Continue reading Censorship Is Married To Our Victimhood Culture

Ranger Of Path Updated With Prologue

With Caution And Care, A Prologue

Now with a prologueAdding a prologue to Ranger of Path was a tough decision. I worried it would distract readers and add complexity that would hinder immersion. I also didn’t want anything told through the prologue that would be better done with later chapters.

Like adverbs, filtering language, and bracketing scenes with sleep, I’ve heard prologues should be avoided if possible.

Ranger of Path is a story that needed this prologue.

It’s a short prologue, starting from the point of view of a squirrel and then a tiny creature called a brownie. It offers readers vital context to an event that orients the main characters of Ranger of Path and it’s sequel, Valkyrie of Desire.

Here it is, as added to Ranger of Path:

0. Prologue

A boy is caught pulling the legs off a cricket.

“Don’t do that. How do you think it feels?”

The boy chews on his lip and says, “Unhoppy?”

—Ishkur Inshushinak Ishtaran

A squirrel pokes its head out of a hole in an old fir tree. On a moss covered rock below, a man little bigger than it trills and waves an acorn with a right arm that’s shorter than his other by a third.

With greenish skin and limbs thin as twigs, he is a brownie, a fae friend of the forest and no danger. The squirrel scurries down and snatches the nut.

The brownie smiles and trills a bird’s song as he lies on the moss.

A hint of smoke stings the squirrel’s nose, and it rears up with whiskers twitching. The acorn falls, and the tiny animal bounds away, chittering a warning.

Fire.

Continue reading Ranger Of Path Updated With Prologue

Balancing on the edge of ketogenic for my mind and body

Going Ketogenic To Be A Better Writer

Ketogenic says, "Fat is energy."
Taken at Portland Art Museum.

A moderately strict ketogenic diet with intermittent fasting has subtlety transformed my life.

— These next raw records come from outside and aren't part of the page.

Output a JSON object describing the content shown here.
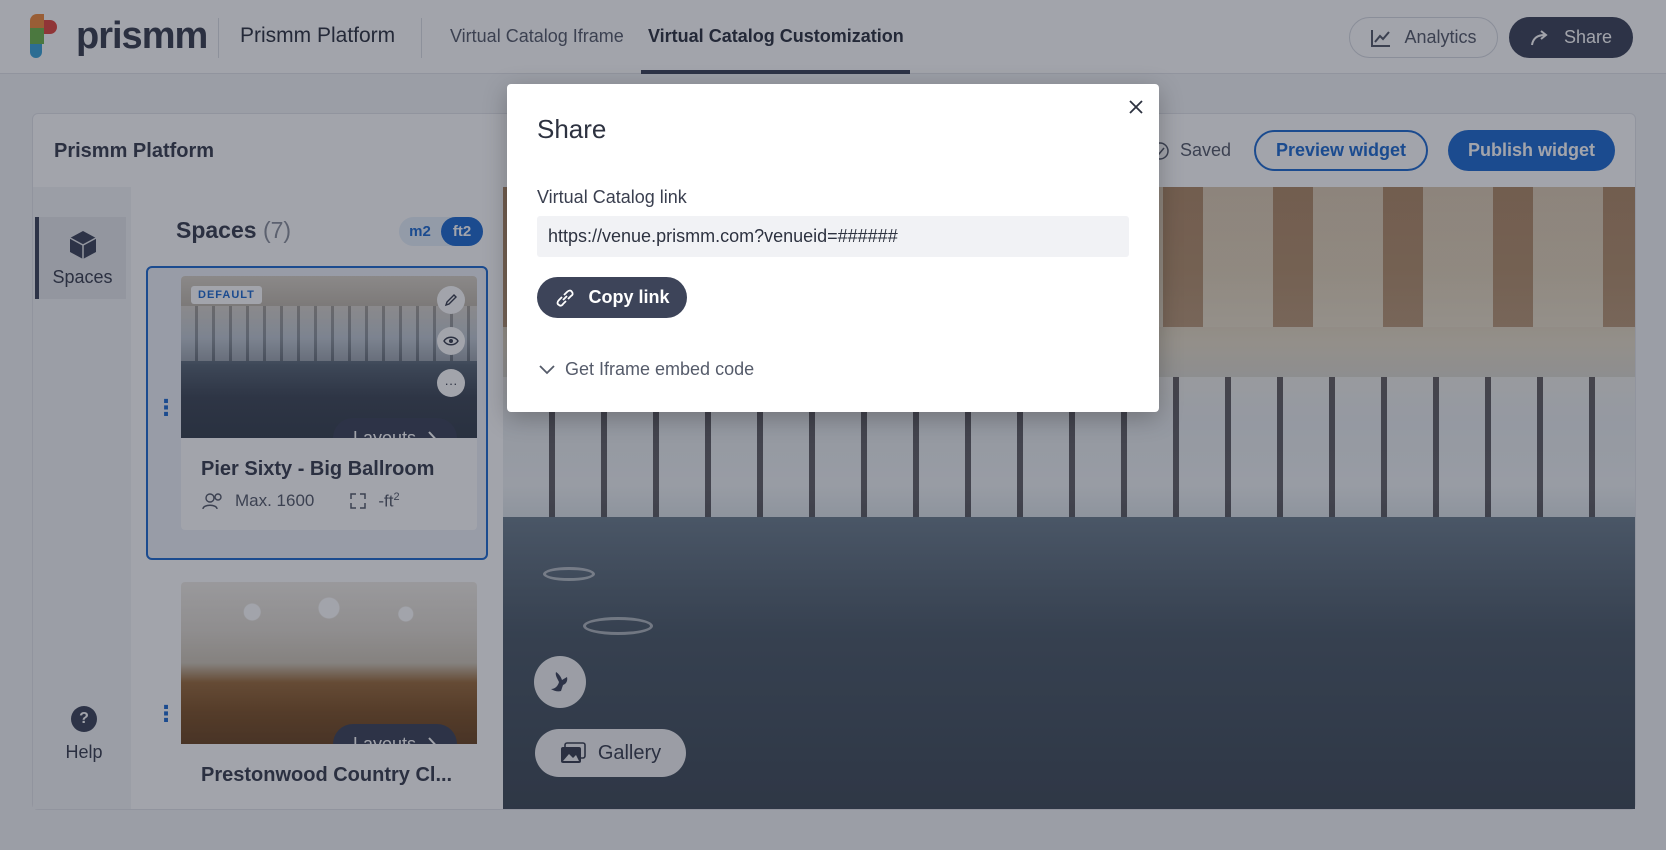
{
  "topbar": {
    "brand": "prismm",
    "platform_title": "Prismm Platform",
    "tabs": [
      {
        "label": "Virtual Catalog Iframe",
        "active": false
      },
      {
        "label": "Virtual Catalog Customization",
        "active": true
      }
    ],
    "analytics_label": "Analytics",
    "share_label": "Share",
    "icons": {
      "analytics": "chart-line-icon",
      "share": "share-arrow-icon"
    }
  },
  "card": {
    "title": "Prismm Platform",
    "saved_label": "Saved",
    "preview_label": "Preview widget",
    "publish_label": "Publish widget"
  },
  "rail": {
    "spaces_label": "Spaces",
    "help_label": "Help"
  },
  "spaces": {
    "title": "Spaces",
    "count": "(7)",
    "units": [
      "m2",
      "ft2"
    ],
    "selected_unit": "ft2",
    "items": [
      {
        "name": "Pier Sixty - Big Ballroom",
        "badge": "DEFAULT",
        "capacity": "Max. 1600",
        "area": "-ft",
        "area_sup": "2",
        "layouts_label": "Layouts"
      },
      {
        "name": "Prestonwood Country Cl...",
        "layouts_label": "Layouts"
      }
    ]
  },
  "viewer": {
    "gallery_label": "Gallery"
  },
  "modal": {
    "title": "Share",
    "link_label": "Virtual Catalog link",
    "link_value": "https://venue.prismm.com?venueid=######",
    "copy_label": "Copy link",
    "embed_label": "Get Iframe embed code"
  },
  "colors": {
    "accent": "#1f6bd1",
    "dark": "#3d4459"
  }
}
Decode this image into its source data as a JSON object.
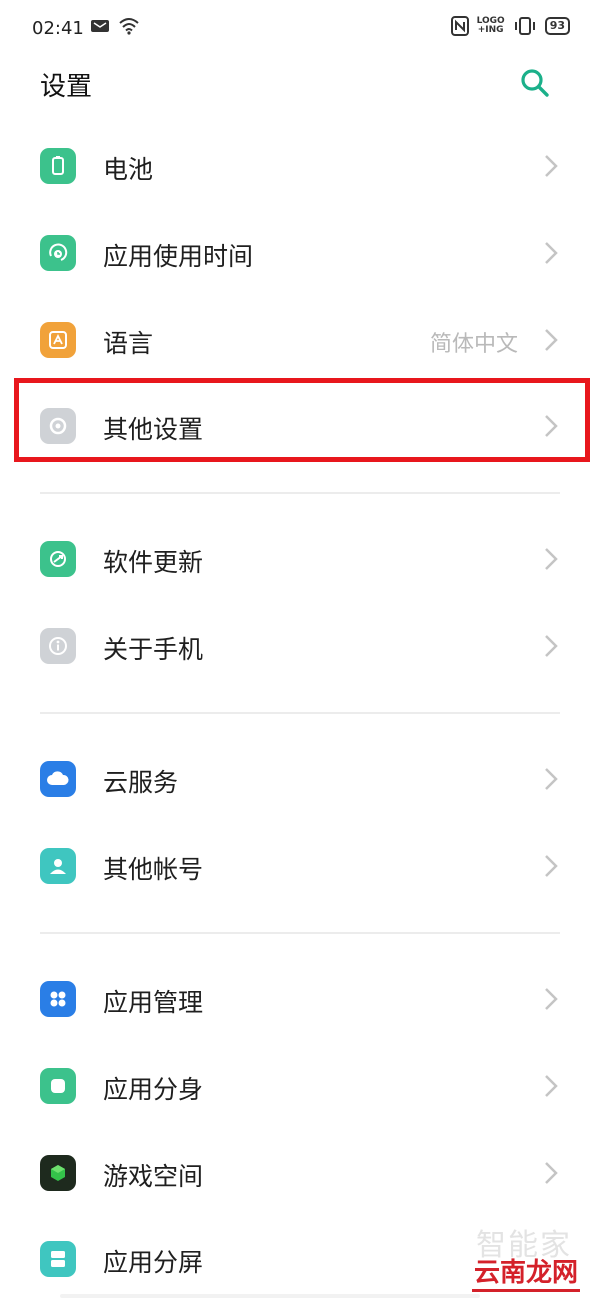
{
  "status_bar": {
    "time": "02:41",
    "hd_top": "LOGO",
    "hd_bottom": "+ING",
    "battery": "93"
  },
  "header": {
    "title": "设置"
  },
  "colors": {
    "accent": "#1bb08a",
    "highlight_border": "#e8171d",
    "icon_green": "#3cc28c",
    "icon_orange": "#f1a23a",
    "icon_gray": "#cfd2d6",
    "icon_blue": "#2a7ee6",
    "icon_teal": "#3fc6c0",
    "icon_dark_green": "#1e2a1e"
  },
  "settings": {
    "battery": {
      "label": "电池",
      "icon": "battery-icon"
    },
    "app_usage": {
      "label": "应用使用时间",
      "icon": "app-usage-icon"
    },
    "language": {
      "label": "语言",
      "value": "简体中文",
      "icon": "language-icon"
    },
    "other_settings": {
      "label": "其他设置",
      "icon": "other-settings-icon"
    },
    "software_update": {
      "label": "软件更新",
      "icon": "software-update-icon"
    },
    "about_phone": {
      "label": "关于手机",
      "icon": "info-icon"
    },
    "cloud_service": {
      "label": "云服务",
      "icon": "cloud-icon"
    },
    "other_accounts": {
      "label": "其他帐号",
      "icon": "account-icon"
    },
    "app_management": {
      "label": "应用管理",
      "icon": "app-management-icon"
    },
    "app_clone": {
      "label": "应用分身",
      "icon": "app-clone-icon"
    },
    "game_space": {
      "label": "游戏空间",
      "icon": "game-space-icon"
    },
    "split_screen": {
      "label": "应用分屏",
      "icon": "split-screen-icon"
    }
  },
  "watermark": {
    "top": "智能家",
    "bottom": "云南龙网"
  }
}
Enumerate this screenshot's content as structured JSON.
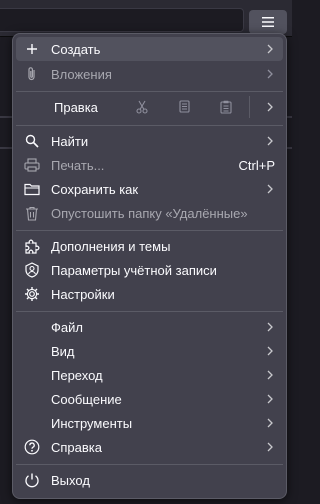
{
  "menu": {
    "new": "Создать",
    "attachments": "Вложения",
    "edit": "Правка",
    "find": "Найти",
    "print": "Печать...",
    "print_shortcut": "Ctrl+P",
    "save_as": "Сохранить как",
    "empty_deleted": "Опустошить папку «Удалённые»",
    "addons": "Дополнения и темы",
    "account_settings": "Параметры учётной записи",
    "settings": "Настройки",
    "file": "Файл",
    "view": "Вид",
    "go": "Переход",
    "message": "Сообщение",
    "tools": "Инструменты",
    "help": "Справка",
    "quit": "Выход"
  },
  "colors": {
    "menu_bg": "#42414d",
    "highlight": "#52525e",
    "text": "#fbfbfe",
    "disabled_text": "#a8a8b0"
  }
}
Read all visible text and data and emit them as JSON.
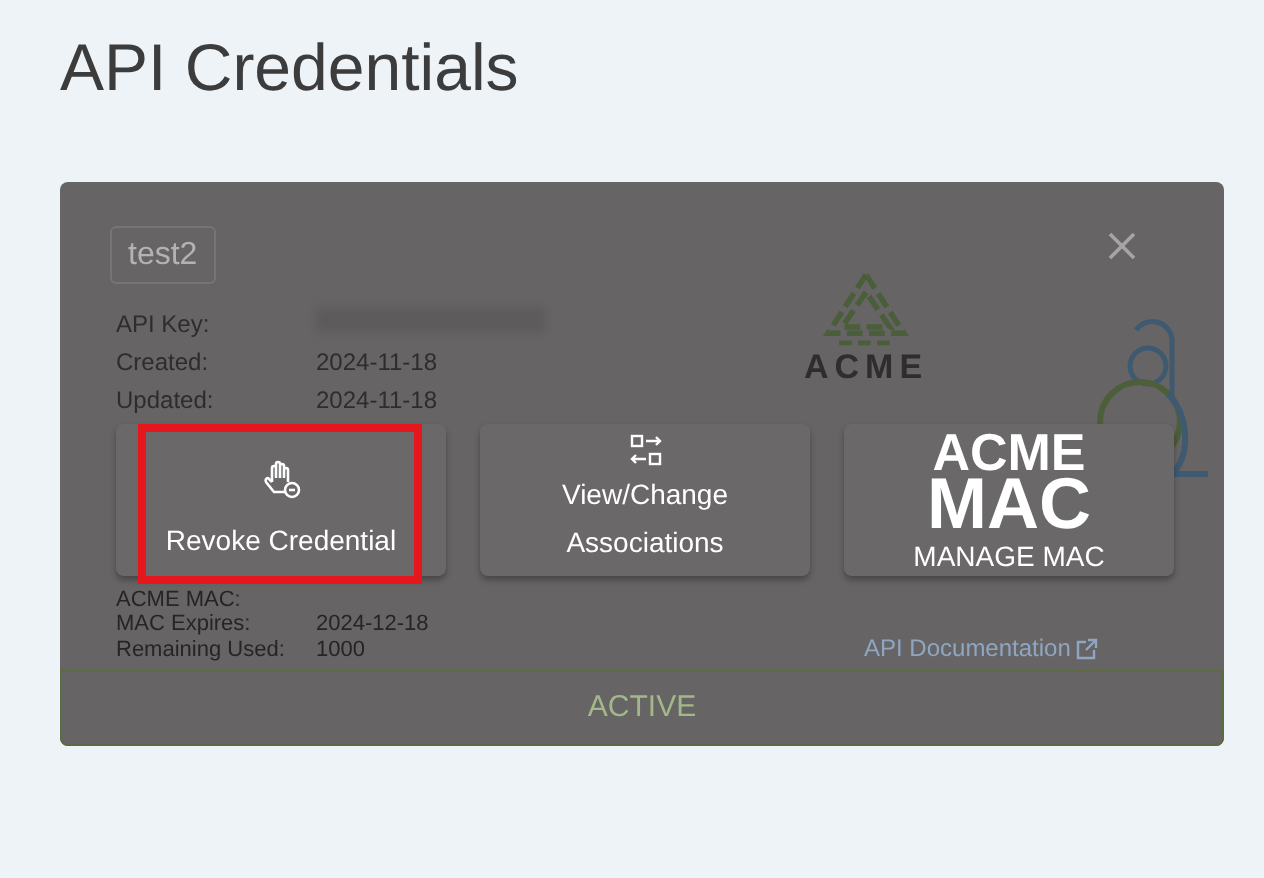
{
  "page": {
    "title": "API Credentials"
  },
  "credential": {
    "name": "test2",
    "fields": [
      {
        "kind": "redacted",
        "label": "API Key:"
      },
      {
        "kind": "text",
        "label": "Created:",
        "value": "2024-11-18"
      },
      {
        "kind": "text",
        "label": "Updated:",
        "value": "2024-11-18"
      }
    ],
    "logo_text": "ACME",
    "mac": [
      {
        "label": "ACME MAC:"
      },
      {
        "label": "MAC Expires:",
        "value": "2024-12-18"
      },
      {
        "label": "Remaining Used:",
        "value": "1000"
      }
    ],
    "doc_link": "API Documentation",
    "status": "ACTIVE"
  },
  "actions": [
    {
      "kind": "icon",
      "label": "Revoke Credential",
      "highlighted": true
    },
    {
      "kind": "icon",
      "label": "View/Change Associations",
      "highlighted": false
    },
    {
      "kind": "logo",
      "logo": [
        "ACME",
        "MAC"
      ],
      "label": "MANAGE MAC",
      "highlighted": false
    }
  ]
}
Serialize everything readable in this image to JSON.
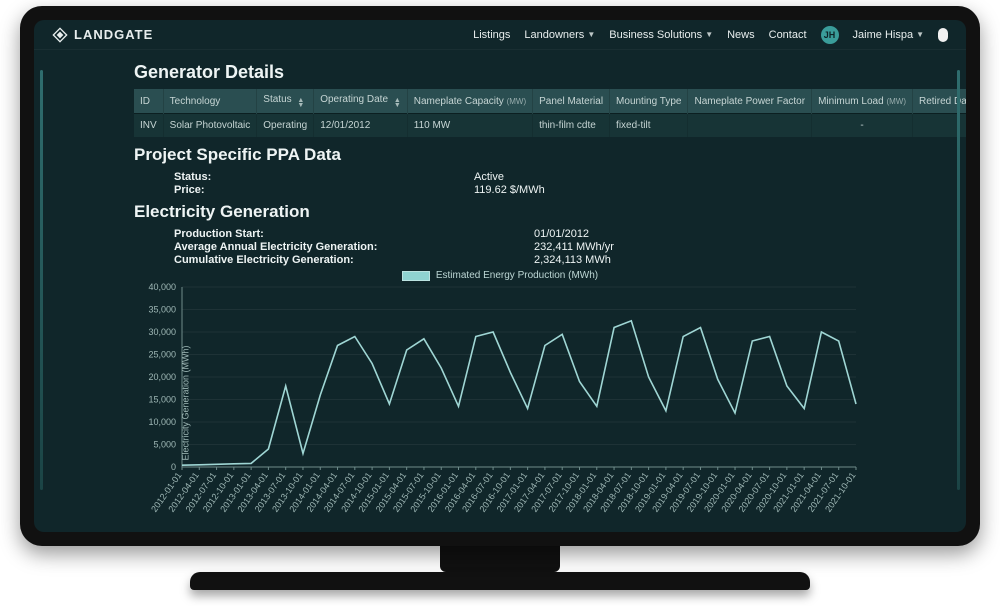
{
  "brand": {
    "name": "LANDGATE"
  },
  "nav": {
    "listings": "Listings",
    "landowners": "Landowners",
    "business": "Business Solutions",
    "news": "News",
    "contact": "Contact",
    "user_initials": "JH",
    "user_name": "Jaime Hispa"
  },
  "sections": {
    "generator_details": "Generator Details",
    "ppa": "Project Specific PPA Data",
    "electricity": "Electricity Generation"
  },
  "table": {
    "headers": {
      "id": "ID",
      "technology": "Technology",
      "status": "Status",
      "operating_date": "Operating Date",
      "nameplate_capacity": "Nameplate Capacity",
      "mw_suffix": "(MW)",
      "panel_material": "Panel Material",
      "mounting_type": "Mounting Type",
      "nameplate_pf": "Nameplate Power Factor",
      "min_load": "Minimum Load",
      "retired_date": "Retired Date"
    },
    "row": {
      "id": "INV",
      "technology": "Solar Photovoltaic",
      "status": "Operating",
      "operating_date": "12/01/2012",
      "nameplate_capacity": "110 MW",
      "panel_material": "thin-film cdte",
      "mounting_type": "fixed-tilt",
      "nameplate_pf": "",
      "min_load": "-",
      "retired_date": ""
    }
  },
  "ppa": {
    "status_label": "Status:",
    "status_value": "Active",
    "price_label": "Price:",
    "price_value": "119.62 $/MWh"
  },
  "electricity": {
    "prod_start_label": "Production Start:",
    "prod_start_value": "01/01/2012",
    "avg_label": "Average Annual Electricity Generation:",
    "avg_value": "232,411 MWh/yr",
    "cum_label": "Cumulative Electricity Generation:",
    "cum_value": "2,324,113 MWh"
  },
  "legend": {
    "label": "Estimated Energy Production (MWh)"
  },
  "chart": {
    "ylabel": "Electricity Generation (MWh)"
  },
  "chart_data": {
    "type": "line",
    "title": "",
    "xlabel": "",
    "ylabel": "Electricity Generation (MWh)",
    "ylim": [
      0,
      40000
    ],
    "yticks": [
      0,
      5000,
      10000,
      15000,
      20000,
      25000,
      30000,
      35000,
      40000
    ],
    "ytick_labels": [
      "0",
      "5,000",
      "10,000",
      "15,000",
      "20,000",
      "25,000",
      "30,000",
      "35,000",
      "40,000"
    ],
    "x": [
      "2012-01-01",
      "2012-04-01",
      "2012-07-01",
      "2012-10-01",
      "2013-01-01",
      "2013-04-01",
      "2013-07-01",
      "2013-10-01",
      "2014-01-01",
      "2014-04-01",
      "2014-07-01",
      "2014-10-01",
      "2015-01-01",
      "2015-04-01",
      "2015-07-01",
      "2015-10-01",
      "2016-01-01",
      "2016-04-01",
      "2016-07-01",
      "2016-10-01",
      "2017-01-01",
      "2017-04-01",
      "2017-07-01",
      "2017-10-01",
      "2018-01-01",
      "2018-04-01",
      "2018-07-01",
      "2018-10-01",
      "2019-01-01",
      "2019-04-01",
      "2019-07-01",
      "2019-10-01",
      "2020-01-01",
      "2020-04-01",
      "2020-07-01",
      "2020-10-01",
      "2021-01-01",
      "2021-04-01",
      "2021-07-01",
      "2021-10-01"
    ],
    "legend": [
      "Estimated Energy Production (MWh)"
    ],
    "series": [
      {
        "name": "Estimated Energy Production (MWh)",
        "values": [
          400,
          500,
          600,
          700,
          800,
          4000,
          18000,
          3000,
          16000,
          27000,
          29000,
          23000,
          14000,
          26000,
          28500,
          22000,
          13500,
          29000,
          30000,
          21000,
          13000,
          27000,
          29500,
          19000,
          13500,
          31000,
          32500,
          20000,
          12500,
          29000,
          31000,
          19500,
          12000,
          28000,
          29000,
          18000,
          13000,
          30000,
          28000,
          14000
        ]
      }
    ]
  }
}
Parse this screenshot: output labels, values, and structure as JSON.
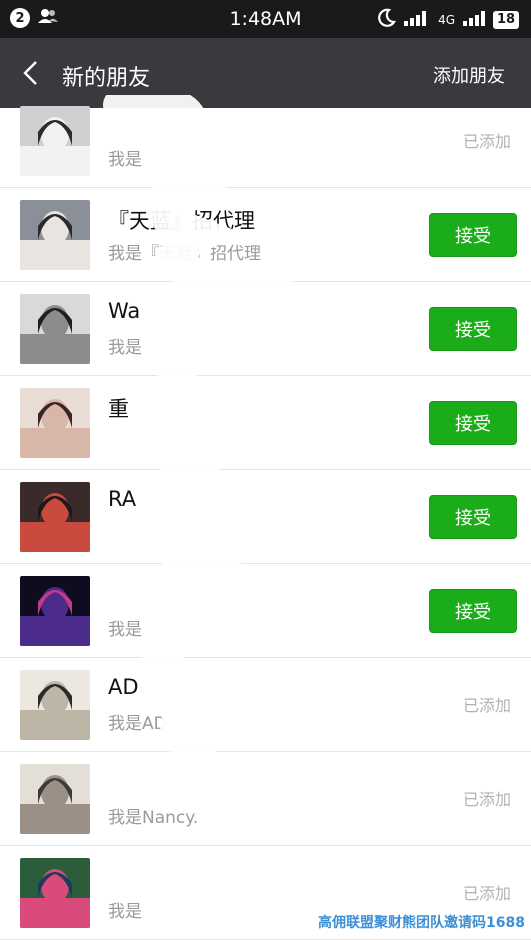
{
  "status_bar": {
    "notification_count": "2",
    "time": "1:48AM",
    "network": "4G",
    "battery": "18"
  },
  "header": {
    "back_icon": "chevron-left-icon",
    "title": "新的朋友",
    "action_label": "添加朋友"
  },
  "requests": [
    {
      "name": "",
      "message": "我是",
      "state": "已添加",
      "avatar_colors": [
        "#cfcfcf",
        "#f2f2f2",
        "#2b2b2b"
      ]
    },
    {
      "name": "『天蓝』招代理",
      "message": "我是『天蓝』招代理",
      "state": "接受",
      "avatar_colors": [
        "#8a8f99",
        "#e8e5e0",
        "#2a2a2a"
      ]
    },
    {
      "name": "Wa",
      "message": "我是",
      "state": "接受",
      "avatar_colors": [
        "#d9d9d9",
        "#8c8c8c",
        "#1e1e1e"
      ]
    },
    {
      "name": "重",
      "message": "",
      "state": "接受",
      "avatar_colors": [
        "#e9dcd4",
        "#d9b7a8",
        "#3a2620"
      ]
    },
    {
      "name": "RA",
      "message": "",
      "state": "接受",
      "avatar_colors": [
        "#3b2a2a",
        "#c94a3f",
        "#1a1a1a"
      ]
    },
    {
      "name": "",
      "message": "我是",
      "state": "接受",
      "avatar_colors": [
        "#0d0d1f",
        "#4b2c8a",
        "#c23b8a"
      ]
    },
    {
      "name": "AD",
      "message": "我是AD",
      "state": "已添加",
      "avatar_colors": [
        "#ece8df",
        "#bdb6a6",
        "#2b2b2b"
      ]
    },
    {
      "name": "",
      "message": "我是Nancy.",
      "state": "已添加",
      "avatar_colors": [
        "#e4dfd6",
        "#9b8f86",
        "#3a3a3a"
      ]
    },
    {
      "name": "",
      "message": "我是",
      "state": "已添加",
      "avatar_colors": [
        "#2c5d3a",
        "#d94b7a",
        "#1b3a5e"
      ]
    }
  ],
  "accept_color": "#1aad19",
  "title_bar_color": "#393a3e",
  "watermark": "高佣联盟聚财熊团队邀请码1688"
}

From how I think and feel, to how I move and sleep, everything is different.

I changed to be fit to fulfill weekly commitments to my patrons.

After dinner, dishes, and my son’s story time, it’s been hard to push through the sleepy fog and be consistently productive before bed.

Having heard that mental acuity is retained after meals when using fat as fuel instead of sugar, I took the ketogenic leap of faith this last February.

More than two months in, I am confident that it is one of my best life decisions—up there with marrying a Japanese woman and buying a community land trust home.

Continue reading Balancing on the edge of ketogenic for my mind and body